- **Instructions for the task**
Give the data below again exactly as written, without its pictures.

Records from a data collection:
• • • •

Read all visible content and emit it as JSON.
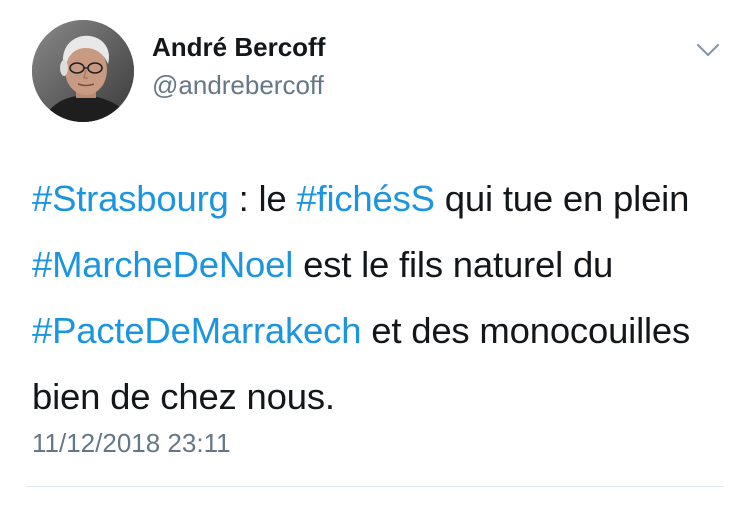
{
  "author": {
    "display_name": "André Bercoff",
    "username": "@andrebercoff",
    "avatar": "profile-photo"
  },
  "tweet": {
    "segments": [
      {
        "text": "#Strasbourg",
        "hashtag": true
      },
      {
        "text": " : le ",
        "hashtag": false
      },
      {
        "text": "#fichésS",
        "hashtag": true
      },
      {
        "text": " qui tue en plein ",
        "hashtag": false
      },
      {
        "text": "#MarcheDeNoel",
        "hashtag": true
      },
      {
        "text": " est le fils naturel du ",
        "hashtag": false
      },
      {
        "text": "#PacteDeMarrakech",
        "hashtag": true
      },
      {
        "text": " et des monocouilles bien de chez nous.",
        "hashtag": false
      }
    ],
    "timestamp": "11/12/2018 23:11"
  },
  "icons": {
    "more": "chevron-down-icon"
  },
  "colors": {
    "hashtag": "#1b95e0",
    "text": "#14171a",
    "secondary": "#657786",
    "divider": "#e1e8ed"
  }
}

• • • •

- **Response area**
Read all visible content and emit it as JSON.
{
  "author": {
    "display_name": "André Bercoff",
    "username": "@andrebercoff",
    "avatar": "profile-photo"
  },
  "tweet": {
    "segments": [
      {
        "text": "#Strasbourg",
        "hashtag": true
      },
      {
        "text": " : le ",
        "hashtag": false
      },
      {
        "text": "#fichésS",
        "hashtag": true
      },
      {
        "text": " qui tue en plein ",
        "hashtag": false
      },
      {
        "text": "#MarcheDeNoel",
        "hashtag": true
      },
      {
        "text": " est le fils naturel du ",
        "hashtag": false
      },
      {
        "text": "#PacteDeMarrakech",
        "hashtag": true
      },
      {
        "text": " et des monocouilles bien de chez nous.",
        "hashtag": false
      }
    ],
    "timestamp": "11/12/2018 23:11"
  },
  "icons": {
    "more": "chevron-down-icon"
  },
  "colors": {
    "hashtag": "#1b95e0",
    "text": "#14171a",
    "secondary": "#657786",
    "divider": "#e1e8ed"
  }
}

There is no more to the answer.